Ron Tabb of Eugene, Oregon, who was sweating in Baton Rouge, La, on Saturday, said he almost froze his "little tail off" because he felt he was working hard and seemingly not getting anywhere in a hurry.
Rodgers and Tabb, though would have a hard time convincing the other 1,411 competitors who completed yesterday's Labatts Toronto Marathon, that they were having any major problems.
Rodgers, 32, the four-time Boston Marathon winner, who had placed seventh in a 10 K race Saturday won by Matthews Motshwarateu of South Africa in Purchase, NY, won the marathon event in 2:14:46. Tabb finished second in 2:16:56. Joe Sax of Toronto, a former Canadian 10,000 metre and steeplechase champion, placed third in 2:17:12.
"I kept saying that it was normal," Rodgers said. "But I felt terrible for the first half of the race. I usually like it cold, but I couldn't get relaxed."
The starting field of about 3,000 ran west along the Queensway and into the wind until they turned for home about 20 K into the race. Temperatures at the beginning of the marathon was 5 degrees Celcius and although the wind was not particularly stiff, it was strong enough to make a difference.
Tabb, who placed third in the last Boston Marathon, and Etobicoke's Mike Dyon, winner of the Hamilton Around the Bay Road Race in both 1979 and this year, set the early pace. It took a pack of runners, including Rodgers and Sax, almost 30 K to make up the difference. Dyon pulled out after 25 K and was limping from a sore hip when he arrived by car back at the finish line in Varsity Stadium.
"I knew the leaders had to drop back eventually because so much effort was going into fighting the wind," Rodgers said. "But I was still worried after about 20 K. I just wasn't sure if they were going to drop back. When we made the turn I could see Mike (Dyon) dying. There was a big gap between the first two guys and our pack. It might have been as much as a minute."

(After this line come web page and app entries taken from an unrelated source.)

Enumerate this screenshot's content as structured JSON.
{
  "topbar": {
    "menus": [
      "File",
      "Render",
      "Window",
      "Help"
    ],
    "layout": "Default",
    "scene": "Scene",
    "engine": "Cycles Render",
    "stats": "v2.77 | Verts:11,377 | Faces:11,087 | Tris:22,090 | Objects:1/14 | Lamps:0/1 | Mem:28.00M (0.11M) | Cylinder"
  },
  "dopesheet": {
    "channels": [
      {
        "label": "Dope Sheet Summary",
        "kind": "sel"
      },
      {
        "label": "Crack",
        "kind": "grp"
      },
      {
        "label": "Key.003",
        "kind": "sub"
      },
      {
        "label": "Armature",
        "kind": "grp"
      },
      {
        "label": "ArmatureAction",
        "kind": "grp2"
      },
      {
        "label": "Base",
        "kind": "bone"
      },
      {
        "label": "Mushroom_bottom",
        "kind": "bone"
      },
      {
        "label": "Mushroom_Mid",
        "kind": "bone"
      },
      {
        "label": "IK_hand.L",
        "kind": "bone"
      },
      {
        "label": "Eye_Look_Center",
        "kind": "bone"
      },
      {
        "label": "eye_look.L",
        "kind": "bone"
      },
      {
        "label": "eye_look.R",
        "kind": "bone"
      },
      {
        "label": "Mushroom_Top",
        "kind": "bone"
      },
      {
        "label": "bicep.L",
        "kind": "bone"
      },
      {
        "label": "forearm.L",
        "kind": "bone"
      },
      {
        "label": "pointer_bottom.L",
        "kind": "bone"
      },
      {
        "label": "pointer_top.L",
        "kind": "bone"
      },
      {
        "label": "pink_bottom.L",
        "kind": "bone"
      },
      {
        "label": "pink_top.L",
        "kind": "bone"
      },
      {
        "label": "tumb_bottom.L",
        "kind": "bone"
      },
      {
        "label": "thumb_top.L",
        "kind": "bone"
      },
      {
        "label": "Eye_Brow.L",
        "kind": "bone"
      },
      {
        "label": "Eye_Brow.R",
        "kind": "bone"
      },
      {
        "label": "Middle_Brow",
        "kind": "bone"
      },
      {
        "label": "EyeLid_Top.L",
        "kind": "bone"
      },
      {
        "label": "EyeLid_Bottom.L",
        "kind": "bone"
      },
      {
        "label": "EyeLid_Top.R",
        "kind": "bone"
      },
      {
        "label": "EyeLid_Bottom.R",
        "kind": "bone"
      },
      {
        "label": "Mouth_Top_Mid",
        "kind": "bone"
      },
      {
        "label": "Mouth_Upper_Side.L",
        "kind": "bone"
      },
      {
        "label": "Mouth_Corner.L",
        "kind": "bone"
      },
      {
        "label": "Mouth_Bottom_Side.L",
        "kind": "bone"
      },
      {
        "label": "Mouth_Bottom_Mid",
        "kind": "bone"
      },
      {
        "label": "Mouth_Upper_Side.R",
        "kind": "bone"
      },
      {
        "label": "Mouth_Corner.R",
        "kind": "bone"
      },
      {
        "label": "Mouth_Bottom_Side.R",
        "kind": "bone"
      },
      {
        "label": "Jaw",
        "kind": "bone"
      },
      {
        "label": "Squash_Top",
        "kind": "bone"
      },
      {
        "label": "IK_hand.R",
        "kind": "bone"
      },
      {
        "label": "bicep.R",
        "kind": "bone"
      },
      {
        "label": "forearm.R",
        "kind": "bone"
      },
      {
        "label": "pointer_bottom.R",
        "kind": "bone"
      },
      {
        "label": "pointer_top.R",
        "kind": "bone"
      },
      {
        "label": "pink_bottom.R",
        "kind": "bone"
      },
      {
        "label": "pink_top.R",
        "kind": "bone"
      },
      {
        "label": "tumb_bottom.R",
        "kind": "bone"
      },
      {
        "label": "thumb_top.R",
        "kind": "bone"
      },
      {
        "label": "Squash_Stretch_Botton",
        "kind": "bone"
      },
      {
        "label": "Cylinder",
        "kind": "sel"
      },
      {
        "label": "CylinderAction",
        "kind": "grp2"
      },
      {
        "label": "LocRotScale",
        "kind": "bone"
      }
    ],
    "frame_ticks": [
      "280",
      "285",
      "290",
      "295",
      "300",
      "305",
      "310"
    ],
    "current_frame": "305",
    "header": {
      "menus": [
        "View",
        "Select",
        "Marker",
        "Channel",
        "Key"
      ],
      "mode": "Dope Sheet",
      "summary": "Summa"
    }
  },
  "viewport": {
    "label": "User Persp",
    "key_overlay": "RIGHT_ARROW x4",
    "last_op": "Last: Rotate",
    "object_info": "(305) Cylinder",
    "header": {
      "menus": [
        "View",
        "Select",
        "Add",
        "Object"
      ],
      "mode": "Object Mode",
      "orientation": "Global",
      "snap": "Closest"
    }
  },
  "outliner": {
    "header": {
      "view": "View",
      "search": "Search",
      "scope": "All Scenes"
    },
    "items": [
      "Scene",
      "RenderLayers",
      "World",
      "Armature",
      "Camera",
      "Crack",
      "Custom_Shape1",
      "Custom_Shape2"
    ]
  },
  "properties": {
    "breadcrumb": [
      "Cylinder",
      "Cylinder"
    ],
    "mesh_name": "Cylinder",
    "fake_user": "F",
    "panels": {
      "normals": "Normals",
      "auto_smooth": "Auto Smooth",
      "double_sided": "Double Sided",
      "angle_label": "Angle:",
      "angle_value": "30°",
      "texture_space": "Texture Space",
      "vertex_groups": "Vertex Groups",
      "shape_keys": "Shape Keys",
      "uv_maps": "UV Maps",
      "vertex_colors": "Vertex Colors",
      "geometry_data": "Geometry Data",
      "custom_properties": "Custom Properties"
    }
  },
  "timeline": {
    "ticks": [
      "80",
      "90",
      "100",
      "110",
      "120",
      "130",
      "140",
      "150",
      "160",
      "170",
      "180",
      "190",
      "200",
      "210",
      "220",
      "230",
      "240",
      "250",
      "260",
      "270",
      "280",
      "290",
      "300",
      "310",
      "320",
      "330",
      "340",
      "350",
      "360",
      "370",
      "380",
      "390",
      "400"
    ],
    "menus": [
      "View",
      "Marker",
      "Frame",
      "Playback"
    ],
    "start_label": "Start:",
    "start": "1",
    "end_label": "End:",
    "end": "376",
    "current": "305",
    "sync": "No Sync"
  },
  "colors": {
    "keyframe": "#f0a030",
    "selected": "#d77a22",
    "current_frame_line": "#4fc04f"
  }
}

"Then Joe (Sax) seemed to take the pace and I stayed with him until we caught the leaders at 25 K. Even then I was really tight. I knew a lot was going to happen in the last half so I wanted to have some strength left."
Tabb, 26, said he conceded the race to Rodgers after about 32 K.
"I could feel that I was getting tired", Tabb said. "I didn't say anything to him. I just dropped back. I knew at that point that unless Bill faltered, I would get second. I was tight and I was freezing. We were going into the wind and I knew we'd have to turn around somewhere, but I hadn't had a chance to go over the course before we started and I didn't know where the turn was."
"I was pushing the pace in the first half and I remember thinking that if I keep doing this for 20 miles, I'll be in trouble. I was getting teed off because I felt I was working hard, but the time didn't show any results."
Sax, 27, said he was elated with the third-place finish since it was the first time he had run a marathon. He also learned a few things.
"Rodgers tapped me on the shoulder at one point and said to cool it, that I was going too fast and that there was a long was to go. He made a move at about 30 K and I went with him."
"Then Rodgers and Tabb started exchanging the lead back and forth. I didn't want to have anything to do with it, so I sat in behind. But I felt that I was coming up on Tabb at the end."
Andy Palmer of Wellesley, Mass, finished fourth in 2:17:24, while Ted McKeigan of Toronto was fifth in 2:20:28.
The top woman finisher was Wendy Cecil-Stuart of Aurora who completed the race in 2:58:32. She finished 208th overall.
"I just wanted to break three hours," Mrs. Cecil-Stuart said. "I didn't care where I finished as long as I was under three hours."